Today the firm reported its results for the six months ended 30 September and the results were broadly positive. Net rental income grew 8.2% year-on-year, while adjusted profit before tax rose 6% to £4.7m. The group’s net asset value, a more accurate representation of value creation for real estate investment trusts like McKay, ticked higher by 3% to 312p from 303p at the end of March 2017.
Off the back of these robust figures, management announced a 3.7% increase in the company’s dividend payout.
Based on these half-year figures, it looks as if the company is on track to outperform City expectations for the full-year.
Indeed, in the run-up to today’s release, analysts have been expecting a pre-tax profit of £8.7m for the full year, and dividend growth of just over 1%. It now looks to me as if the firm is set to earn £9.4m for the year with an inflation-busting dividend increase of 3.7%.

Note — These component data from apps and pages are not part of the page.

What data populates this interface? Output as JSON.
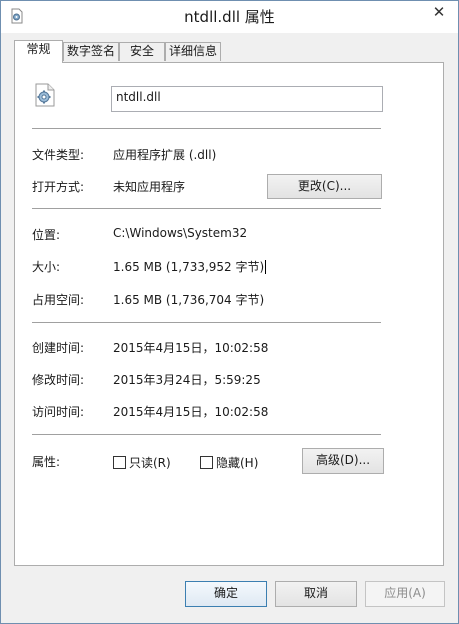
{
  "window": {
    "title": "ntdll.dll 属性",
    "close_glyph": "✕"
  },
  "tabs": [
    {
      "label": "常规"
    },
    {
      "label": "数字签名"
    },
    {
      "label": "安全"
    },
    {
      "label": "详细信息"
    }
  ],
  "file": {
    "name": "ntdll.dll"
  },
  "rows": {
    "type_label": "文件类型:",
    "type_value": "应用程序扩展 (.dll)",
    "open_label": "打开方式:",
    "open_value": "未知应用程序",
    "change_button": "更改(C)...",
    "location_label": "位置:",
    "location_value": "C:\\Windows\\System32",
    "size_label": "大小:",
    "size_value": "1.65 MB (1,733,952 字节)",
    "disk_label": "占用空间:",
    "disk_value": "1.65 MB (1,736,704 字节)",
    "created_label": "创建时间:",
    "created_value": "2015年4月15日，10:02:58",
    "modified_label": "修改时间:",
    "modified_value": "2015年3月24日，5:59:25",
    "accessed_label": "访问时间:",
    "accessed_value": "2015年4月15日，10:02:58",
    "attr_label": "属性:",
    "readonly_label": "只读(R)",
    "hidden_label": "隐藏(H)",
    "advanced_button": "高级(D)..."
  },
  "footer": {
    "ok": "确定",
    "cancel": "取消",
    "apply": "应用(A)"
  }
}
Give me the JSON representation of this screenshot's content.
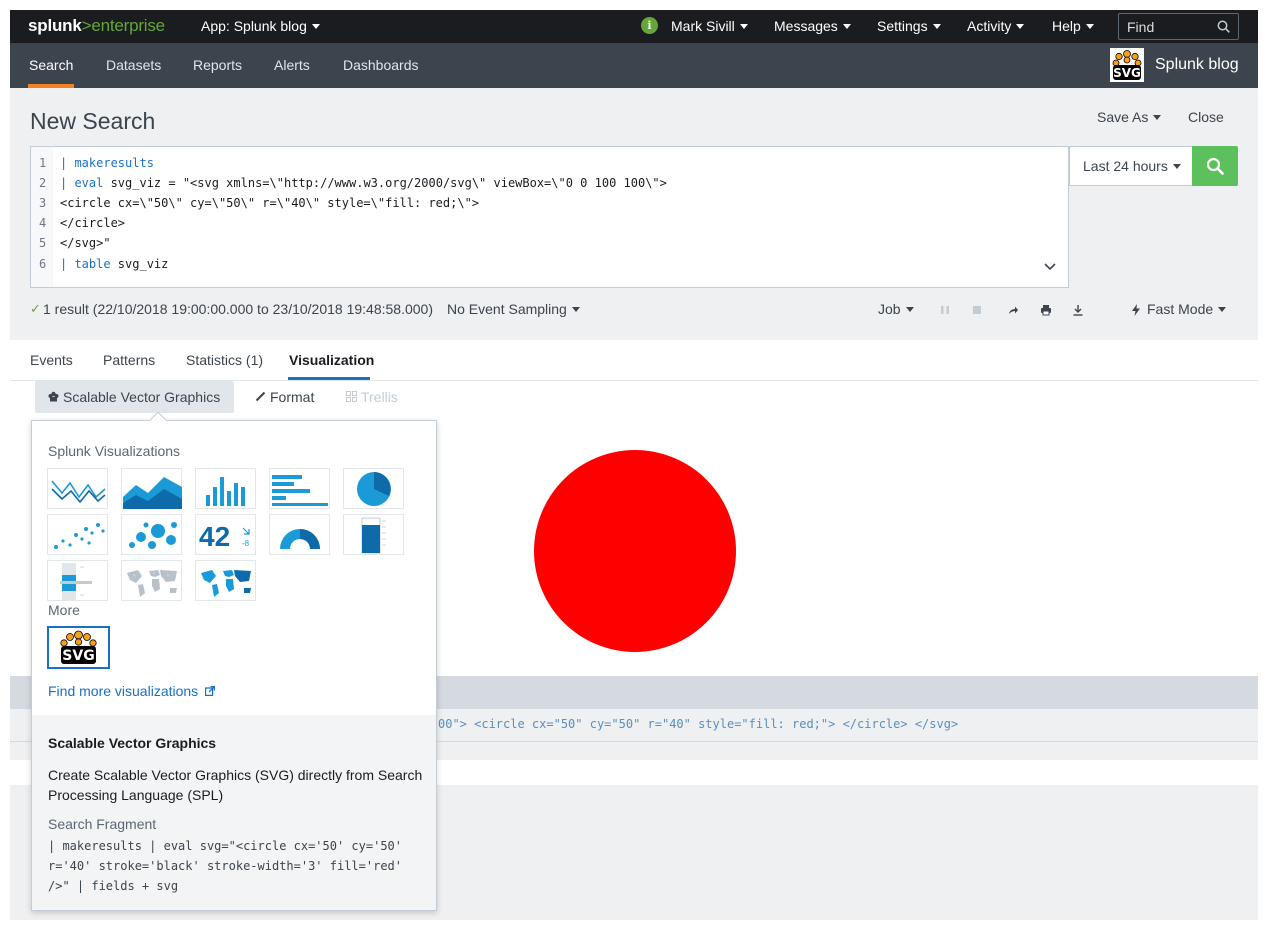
{
  "topbar": {
    "logo_word": "splunk",
    "logo_gt": ">",
    "logo_product": "enterprise",
    "app_menu": "App: Splunk blog",
    "info_letter": "i",
    "user": "Mark Sivill",
    "messages": "Messages",
    "settings": "Settings",
    "activity": "Activity",
    "help": "Help",
    "find_placeholder": "Find"
  },
  "navbar": {
    "tabs": [
      "Search",
      "Datasets",
      "Reports",
      "Alerts",
      "Dashboards"
    ],
    "active_tab": "Search",
    "app_name": "Splunk blog",
    "accent": "#f58220"
  },
  "search": {
    "title": "New Search",
    "save_as": "Save As",
    "close": "Close",
    "time_range": "Last 24 hours",
    "lines": [
      {
        "n": "1",
        "kw": "| makeresults",
        "rest": ""
      },
      {
        "n": "2",
        "kw": "| eval",
        "rest": " svg_viz = \"<svg xmlns=\\\"http://www.w3.org/2000/svg\\\" viewBox=\\\"0 0 100 100\\\">"
      },
      {
        "n": "3",
        "kw": "",
        "rest": "<circle cx=\\\"50\\\" cy=\\\"50\\\" r=\\\"40\\\" style=\\\"fill: red;\\\">"
      },
      {
        "n": "4",
        "kw": "",
        "rest": "</circle>"
      },
      {
        "n": "5",
        "kw": "",
        "rest": "</svg>\""
      },
      {
        "n": "6",
        "kw": "| table",
        "rest": " svg_viz"
      }
    ]
  },
  "status": {
    "result": "1 result (22/10/2018 19:00:00.000 to 23/10/2018 19:48:58.000)",
    "sampling": "No Event Sampling",
    "job": "Job",
    "mode": "Fast Mode"
  },
  "result_tabs": [
    "Events",
    "Patterns",
    "Statistics (1)",
    "Visualization"
  ],
  "active_result_tab": "Visualization",
  "viz_toolbar": {
    "picker": "Scalable Vector Graphics",
    "format": "Format",
    "trellis": "Trellis"
  },
  "viz": {
    "fill": "#ff0000"
  },
  "table": {
    "cell": "00\"> <circle cx=\"50\" cy=\"50\" r=\"40\" style=\"fill: red;\"> </circle> </svg>"
  },
  "popover": {
    "section_splunk": "Splunk Visualizations",
    "thumb_single_value": "42",
    "thumb_single_delta": "-8",
    "section_more": "More",
    "more_icon_label": "SVG",
    "find_more": "Find more visualizations",
    "selected_title": "Scalable Vector Graphics",
    "selected_desc": "Create Scalable Vector Graphics (SVG) directly from Search Processing Language (SPL)",
    "fragment_label": "Search Fragment",
    "fragment": "| makeresults | eval svg=\"<circle cx='50' cy='50'\nr='40' stroke='black' stroke-width='3' fill='red'\n/>\" | fields + svg"
  }
}
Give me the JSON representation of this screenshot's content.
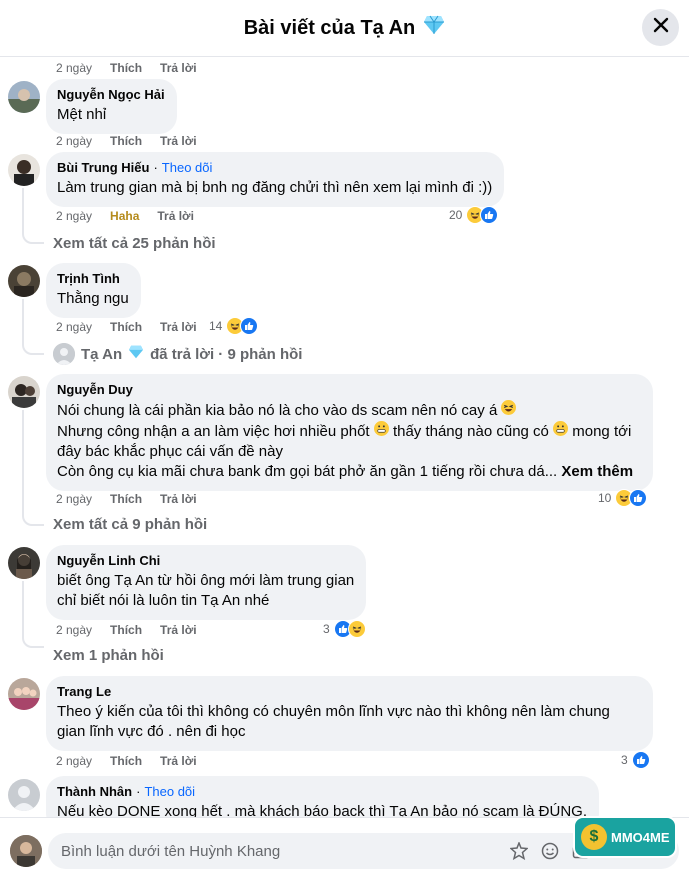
{
  "header": {
    "title": "Bài viết của Tạ An"
  },
  "labels": {
    "like": "Thích",
    "reply": "Trả lời",
    "haha": "Haha",
    "follow": "Theo dõi",
    "see_more": "Xem thêm",
    "dot": "·"
  },
  "top_actions": {
    "time": "2 ngày"
  },
  "comments": [
    {
      "name": "Nguyễn Ngọc Hải",
      "lines": [
        "Mệt nhỉ"
      ],
      "time": "2 ngày"
    },
    {
      "name": "Bùi Trung Hiếu",
      "lines": [
        "Làm trung gian mà bị bnh ng đăng chửi thì nên xem lại mình đi :))"
      ],
      "time": "2 ngày",
      "reaction_count": "20",
      "view_replies": "Xem tất cả 25 phản hồi"
    },
    {
      "name": "Trịnh Tình",
      "lines": [
        "Thằng ngu"
      ],
      "time": "2 ngày",
      "reaction_count": "14",
      "reply_preview": {
        "author": "Tạ An",
        "text": "đã trả lời · 9 phản hồi"
      }
    },
    {
      "name": "Nguyễn Duy",
      "lines": [
        "Nói chung là cái phần kia bảo nó là cho vào ds scam nên nó cay á",
        "Nhưng công nhận a an làm việc hơi nhiều phốt",
        "thấy tháng nào cũng có",
        "mong tới",
        "đây bác khắc phục cái vấn đề này",
        "Còn ông cụ kia mãi chưa bank đm gọi bát phở ăn gần 1 tiếng rồi chưa dá..."
      ],
      "time": "2 ngày",
      "reaction_count": "10",
      "view_replies": "Xem tất cả 9 phản hồi"
    },
    {
      "name": "Nguyễn Linh Chi",
      "lines": [
        "biết ông Tạ An từ hồi ông mới làm trung gian",
        "chỉ biết nói là luôn tin Tạ An nhé"
      ],
      "time": "2 ngày",
      "reaction_count": "3",
      "view_replies": "Xem 1 phản hồi"
    },
    {
      "name": "Trang Le",
      "lines": [
        "Theo ý kiến của tôi thì không có chuyên môn lĩnh vực nào thì không nên làm chung",
        "gian lĩnh vực đó . nên đi học"
      ],
      "time": "2 ngày",
      "reaction_count": "3"
    },
    {
      "name": "Thành Nhân",
      "lines": [
        "Nếu kèo DONE xong hết . mà khách báo back thì Tạ An bảo nó scam là ĐÚNG."
      ]
    }
  ],
  "composer": {
    "placeholder": "Bình luận dưới tên Huỳnh Khang"
  },
  "watermark": {
    "text": "MMO4ME",
    "coin": "$"
  },
  "colors": {
    "link": "#0866ff",
    "haha": "#b58b1c",
    "like": "#1877f2",
    "bubble": "#f0f2f5"
  }
}
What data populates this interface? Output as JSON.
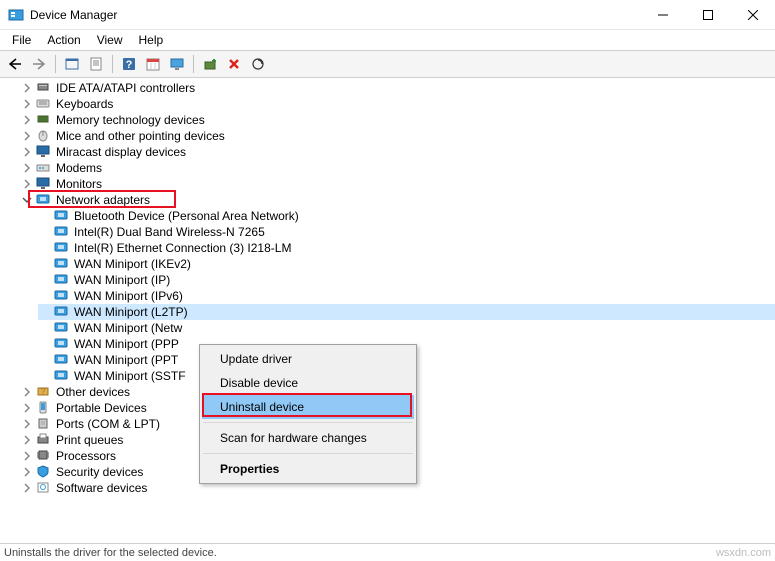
{
  "window": {
    "title": "Device Manager"
  },
  "menu": {
    "items": [
      "File",
      "Action",
      "View",
      "Help"
    ]
  },
  "toolbar": {
    "buttons": [
      {
        "name": "back-icon",
        "glyph": "arrow-left"
      },
      {
        "name": "forward-icon",
        "glyph": "arrow-right"
      },
      {
        "name": "show-hidden-icon",
        "glyph": "window"
      },
      {
        "name": "properties-icon",
        "glyph": "properties"
      },
      {
        "name": "help-icon",
        "glyph": "help"
      },
      {
        "name": "calendar-icon",
        "glyph": "calendar"
      },
      {
        "name": "monitor-icon",
        "glyph": "monitor"
      },
      {
        "name": "add-hardware-icon",
        "glyph": "add-hardware"
      },
      {
        "name": "delete-icon",
        "glyph": "delete-x"
      },
      {
        "name": "scan-hardware-icon",
        "glyph": "scan"
      }
    ]
  },
  "tree": {
    "top_nodes": [
      {
        "label": "IDE ATA/ATAPI controllers",
        "icon": "ide",
        "expanded": false
      },
      {
        "label": "Keyboards",
        "icon": "keyboard",
        "expanded": false
      },
      {
        "label": "Memory technology devices",
        "icon": "memory",
        "expanded": false
      },
      {
        "label": "Mice and other pointing devices",
        "icon": "mouse",
        "expanded": false
      },
      {
        "label": "Miracast display devices",
        "icon": "monitor",
        "expanded": false
      },
      {
        "label": "Modems",
        "icon": "modem",
        "expanded": false
      },
      {
        "label": "Monitors",
        "icon": "monitor",
        "expanded": false
      }
    ],
    "network_adapters": {
      "label": "Network adapters",
      "icon": "network",
      "expanded": true,
      "children": [
        {
          "label": "Bluetooth Device (Personal Area Network)",
          "icon": "network"
        },
        {
          "label": "Intel(R) Dual Band Wireless-N 7265",
          "icon": "network"
        },
        {
          "label": "Intel(R) Ethernet Connection (3) I218-LM",
          "icon": "network"
        },
        {
          "label": "WAN Miniport (IKEv2)",
          "icon": "network"
        },
        {
          "label": "WAN Miniport (IP)",
          "icon": "network"
        },
        {
          "label": "WAN Miniport (IPv6)",
          "icon": "network"
        },
        {
          "label": "WAN Miniport (L2TP)",
          "icon": "network",
          "selected": true
        },
        {
          "label": "WAN Miniport (Network Monitor)",
          "icon": "network",
          "truncated": "WAN Miniport (Netw"
        },
        {
          "label": "WAN Miniport (PPPOE)",
          "icon": "network",
          "truncated": "WAN Miniport (PPP"
        },
        {
          "label": "WAN Miniport (PPTP)",
          "icon": "network",
          "truncated": "WAN Miniport (PPT"
        },
        {
          "label": "WAN Miniport (SSTP)",
          "icon": "network",
          "truncated": "WAN Miniport (SSTF"
        }
      ]
    },
    "bottom_nodes": [
      {
        "label": "Other devices",
        "icon": "other",
        "expanded": false
      },
      {
        "label": "Portable Devices",
        "icon": "portable",
        "expanded": false
      },
      {
        "label": "Ports (COM & LPT)",
        "icon": "ports",
        "expanded": false
      },
      {
        "label": "Print queues",
        "icon": "printer",
        "expanded": false
      },
      {
        "label": "Processors",
        "icon": "cpu",
        "expanded": false
      },
      {
        "label": "Security devices",
        "icon": "security",
        "expanded": false
      },
      {
        "label": "Software devices",
        "icon": "software",
        "expanded": false
      }
    ]
  },
  "context_menu": {
    "items": [
      {
        "label": "Update driver",
        "bold": false
      },
      {
        "label": "Disable device",
        "bold": false
      },
      {
        "label": "Uninstall device",
        "bold": false,
        "highlighted": true
      },
      {
        "sep": true
      },
      {
        "label": "Scan for hardware changes",
        "bold": false
      },
      {
        "sep": true
      },
      {
        "label": "Properties",
        "bold": true
      }
    ]
  },
  "status": {
    "text": "Uninstalls the driver for the selected device.",
    "watermark": "wsxdn.com"
  }
}
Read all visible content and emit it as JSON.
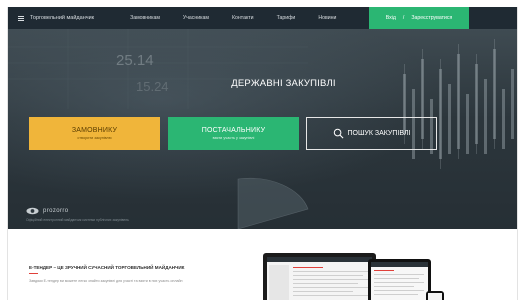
{
  "navbar": {
    "menu_icon": "hamburger-icon",
    "brand": "Торговельний майданчик",
    "links": [
      "Замовникам",
      "Учасникам",
      "Контакти",
      "Тарифи",
      "Новини"
    ],
    "login": "Вхід",
    "login_separator": "/",
    "register": "Зареєструватися",
    "colors": {
      "bar": "#1f2a33",
      "login": "#2bb673"
    }
  },
  "hero": {
    "title": "ДЕРЖАВНІ ЗАКУПІВЛІ",
    "chart_numbers": [
      "25.14",
      "15.24"
    ],
    "buttons": {
      "customer": {
        "label": "ЗАМОВНИКУ",
        "sublabel": "створити закупівлю",
        "color": "#f0b53a"
      },
      "supplier": {
        "label": "ПОСТАЧАЛЬНИКУ",
        "sublabel": "взяти участь у закупівлі",
        "color": "#2bb673"
      },
      "search": {
        "label": "ПОШУК ЗАКУПІВЛІ",
        "icon": "search-icon"
      }
    },
    "logo": {
      "text": "prozorro",
      "caption": "Офіційний електронний майданчик системи публічних закупівель"
    }
  },
  "content": {
    "title": "Е-ТЕНДЕР – ЦЕ ЗРУЧНИЙ СУЧАСНИЙ ТОРГОВЕЛЬНИЙ МАЙДАНЧИК",
    "text": "Завдяки Е-тендер ви можете легко знайти закупівлі для участі та взяти в них участь онлайн"
  }
}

Active in one of the most buoyant property markets in the world, I believe that McKay is a great buy for income seekers. The real estate investment trust offers a relatively defensive income from property, and the asset value is supported by bricks and mortar.
What’s more, it looks as if the shares are deeply undervalued at current levels. At 233p, shares in McKay are trading at price-to-book ratio of 0.75, implying an upside of 33% if sentiment towards the business improves and the shares re-rate. As well as this discount, the shares support a dividend yield of 4%.
Undervalued growth and income
Another dividend stock that looks to me as if it could help you make a million with little risk is Workspace (LSE: WKP).
The company, which “offers highly designed and super-connected space to businesses on flexible terms” recently reported a 21% year-on-year growth in net rental income for the first half thanks to high demand from customers for its properties. Net asset value for the six months to 30 September rose by 6.4% to £10.14 so, once again, at 930p the stock is trading at a price to book value of less than one.
Workspace offers the rare combination of both growth and income that’s backed by property. The shares currently support a dividend yield of 2.8%, and City analysts have pencilled in earnings per share growth for the group of 16% this year followed by growth of 12% for the financial year ending 31 March 2019.
Over the past five years, the company’s earnings per share have grown three-fold. Over the same period, the dividend payout has risen 170%.
With a steadily growing dividend distribution, rising earnings and a property-rich balance sheet, Workspace looks to me to be another top ‘safe’ dividend stock.